Linda Rising – Opening Keynote
The opening keynote was awesome. Linda talked about Agile Mindset, what it is and how we can shape it. She gave some examples of how we can influence the mindset of other people by use of proper words or deliberately formulated sentences in one way or another.
Another important takeaway from this presentation is that in case of self-development it does not matter how intelligent or talented you are. The mindset we have while doing things and learning is what matters the most. Linda presented results of an experiment where youngsters with fixed mindset which could be defined as a mindset of the person who is always winning (teacher told them: “You are very smart”, “You are better than others”) after few iterations of solving different problems had worst results than people with “Agile” mindset (teacher told them: “Oh, you must have been working very hard to get this result, what could you do to have a better score next time?”).

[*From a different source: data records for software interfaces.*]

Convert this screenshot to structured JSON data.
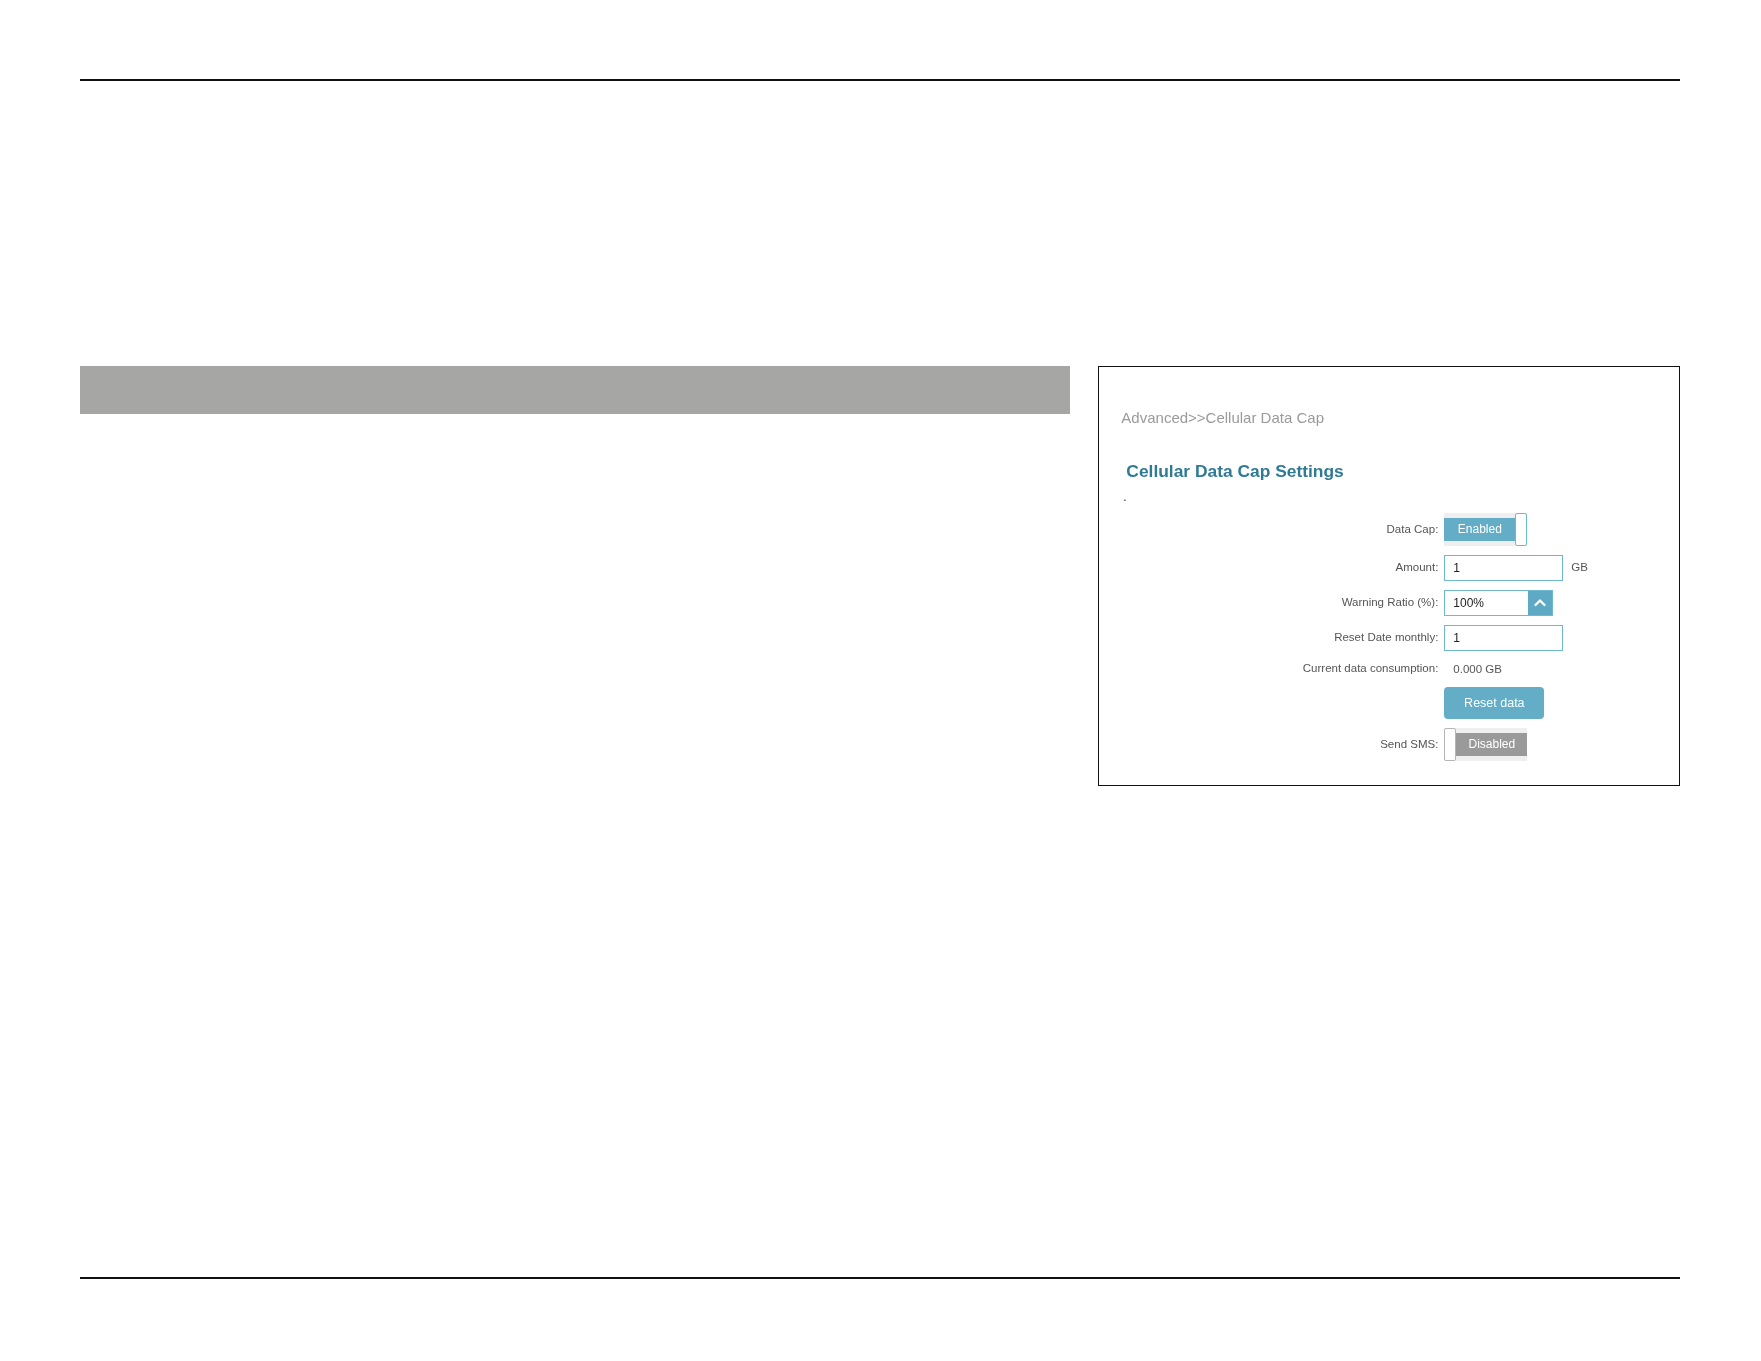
{
  "breadcrumb": "Advanced>>Cellular Data Cap",
  "title": "Cellular Data Cap Settings",
  "note": ".",
  "fields": [
    {
      "kind": "toggle",
      "label": "Data Cap:",
      "value": "Enabled",
      "on": true
    },
    {
      "kind": "input",
      "label": "Amount:",
      "value": "1",
      "unit": "GB"
    },
    {
      "kind": "select",
      "label": "Warning Ratio (%):",
      "value": "100%"
    },
    {
      "kind": "input",
      "label": "Reset Date monthly:",
      "value": "1"
    },
    {
      "kind": "text",
      "label": "Current data consumption:",
      "value": "0.000 GB"
    },
    {
      "kind": "button",
      "text": "Reset data"
    },
    {
      "kind": "toggle",
      "label": "Send SMS:",
      "value": "Disabled",
      "on": false
    }
  ]
}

Can you see the difference? Later I asked Linda what about adults because it might be easier to shape kids mindset than the mindset of the experienced adult person. This kind of neuro-linguistic programming is effective in a short period of time and it is very difficult to change people’s mindset for a long period of time. You can continuously coach them using this method and help them keep this Agile Mindset.
Opening Keynote was exactly as opening keynote should be – it was extremely inspiring, it shaped other speakers and participants mindset and opened our minds for new ideas.
Coach Mindset and who is your Client?
During the dinner, we had a great discussion with few speakers and conference participants about Coaching, Non-Violent Communication and Coach Mindset. I have learned from Paul Klipp and Pierluigi Pugliese that when you are angry (or feel any different emotion) on someone or on what someone did, you are in fact not angry on that person, but on what you think about that person or why that person did what he did. You can teach yourself how to be aware of that feeling – your body reacts to different emotions in different ways. For example, I discovered that when I am frustrated I can feel the tension in my back. This is a signal for me that “I am frustrated right now and I am probably behaving like a frustrated person – stop, be rational, behave rationally!”.
Another great discussion we had together with Pierluigi and Andrea Provaglio. It was about Coach Mindset in the context when you as a coach are in the “triangle” between people who are paying you and the person who is coached by you. The employer pays for coaching of his employees.
The problem starts when those two people have different, often opposite goals.
My conclusion was that if you as a coach found yourself in such a situation it means that you found a different kind of problem. Probably the organization you are working for hired people whose values are totally different than the organisation’s values.
Listen, Listen, Listen.
Listening – this is something which I learned from Paul’s Klipp presentation. Letting others say what they have to say is probably one of the best ways to improve the way they think. We are great thinkers but we are often not thinking well because the environment does not allow us to do it well. There are two things which you need to do if you want to be a good listener:
- Stop talking
- Stop thinking about talking
Both seems to be easy but in fact, they are not. I will not tell you more about it because Olaf Lewitz already wrote a great summary of this presentation made by Paul at Agile Lean Europe 2014. If you want to learn more read the articles and look for opportunities to see Paul talking about this topic at various conferences and events around the world.
Agile Prague 2014 – final Conclusion
Agile Prague was a great conference! As always I have learned the most from conversations with other people – participants, speakers, organizers even the driver who picked me up at the airport. So my recommendation for all of you is: always take every opportunity to talk with other smart people about things which you love to do!
If you want to find out more about agile methods we use in Pragmatic Coders, read more here: